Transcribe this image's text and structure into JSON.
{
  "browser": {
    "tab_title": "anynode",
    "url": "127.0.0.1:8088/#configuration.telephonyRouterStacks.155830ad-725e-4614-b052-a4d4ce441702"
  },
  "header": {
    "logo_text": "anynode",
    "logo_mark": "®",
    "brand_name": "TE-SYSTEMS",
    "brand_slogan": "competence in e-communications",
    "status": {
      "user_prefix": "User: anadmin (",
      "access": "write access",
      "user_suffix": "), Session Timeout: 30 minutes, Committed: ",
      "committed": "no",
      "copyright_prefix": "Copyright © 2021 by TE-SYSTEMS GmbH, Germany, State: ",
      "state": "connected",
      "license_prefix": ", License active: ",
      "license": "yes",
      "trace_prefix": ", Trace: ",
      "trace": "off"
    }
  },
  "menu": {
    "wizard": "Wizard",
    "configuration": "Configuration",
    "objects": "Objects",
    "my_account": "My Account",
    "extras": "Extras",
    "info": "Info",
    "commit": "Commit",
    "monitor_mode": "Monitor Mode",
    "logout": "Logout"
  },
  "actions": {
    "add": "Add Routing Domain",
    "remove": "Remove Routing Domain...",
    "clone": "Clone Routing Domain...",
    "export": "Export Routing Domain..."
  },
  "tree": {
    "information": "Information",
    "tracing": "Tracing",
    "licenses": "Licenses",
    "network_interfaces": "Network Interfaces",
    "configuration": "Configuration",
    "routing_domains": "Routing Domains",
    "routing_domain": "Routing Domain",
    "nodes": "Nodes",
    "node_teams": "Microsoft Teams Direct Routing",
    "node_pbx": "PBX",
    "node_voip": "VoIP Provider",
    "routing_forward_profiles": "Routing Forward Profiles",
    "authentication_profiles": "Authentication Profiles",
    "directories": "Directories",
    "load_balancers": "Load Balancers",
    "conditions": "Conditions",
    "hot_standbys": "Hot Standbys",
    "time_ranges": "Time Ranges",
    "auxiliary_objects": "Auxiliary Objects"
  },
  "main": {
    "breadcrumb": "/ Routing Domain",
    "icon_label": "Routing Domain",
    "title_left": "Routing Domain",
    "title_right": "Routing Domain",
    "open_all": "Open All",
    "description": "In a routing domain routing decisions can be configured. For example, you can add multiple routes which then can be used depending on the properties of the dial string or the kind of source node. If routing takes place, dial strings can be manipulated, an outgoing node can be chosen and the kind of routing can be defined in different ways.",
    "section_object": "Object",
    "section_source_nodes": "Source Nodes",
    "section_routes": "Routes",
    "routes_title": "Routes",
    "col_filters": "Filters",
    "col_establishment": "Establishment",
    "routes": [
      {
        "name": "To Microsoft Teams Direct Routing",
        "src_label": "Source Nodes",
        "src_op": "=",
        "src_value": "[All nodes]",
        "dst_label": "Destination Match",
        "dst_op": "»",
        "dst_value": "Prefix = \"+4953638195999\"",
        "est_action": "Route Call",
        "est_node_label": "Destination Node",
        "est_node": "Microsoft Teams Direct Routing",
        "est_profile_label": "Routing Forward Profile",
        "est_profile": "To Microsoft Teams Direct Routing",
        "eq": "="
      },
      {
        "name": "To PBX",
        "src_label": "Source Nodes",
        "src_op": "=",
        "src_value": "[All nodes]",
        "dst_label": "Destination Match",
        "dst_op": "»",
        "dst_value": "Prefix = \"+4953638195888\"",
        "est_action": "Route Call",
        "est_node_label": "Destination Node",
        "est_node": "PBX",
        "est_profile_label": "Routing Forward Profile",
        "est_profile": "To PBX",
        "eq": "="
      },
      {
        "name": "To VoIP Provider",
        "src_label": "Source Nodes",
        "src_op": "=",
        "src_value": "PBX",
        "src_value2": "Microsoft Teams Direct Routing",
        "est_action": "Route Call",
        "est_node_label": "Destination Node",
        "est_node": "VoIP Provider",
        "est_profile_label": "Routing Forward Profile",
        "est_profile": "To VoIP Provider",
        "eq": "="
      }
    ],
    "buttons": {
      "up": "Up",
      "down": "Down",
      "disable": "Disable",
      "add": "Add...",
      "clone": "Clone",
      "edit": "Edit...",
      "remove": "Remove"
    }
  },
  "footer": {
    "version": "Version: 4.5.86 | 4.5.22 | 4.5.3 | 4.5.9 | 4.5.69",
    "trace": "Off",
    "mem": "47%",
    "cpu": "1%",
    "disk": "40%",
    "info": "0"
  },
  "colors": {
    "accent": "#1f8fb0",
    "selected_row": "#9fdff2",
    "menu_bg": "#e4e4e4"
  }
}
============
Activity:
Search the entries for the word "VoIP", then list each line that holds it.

Problem solution:
    "node_voip": "VoIP Provider",
        "name": "To VoIP Provider",
        "est_node": "VoIP Provider",
        "est_profile": "To VoIP Provider",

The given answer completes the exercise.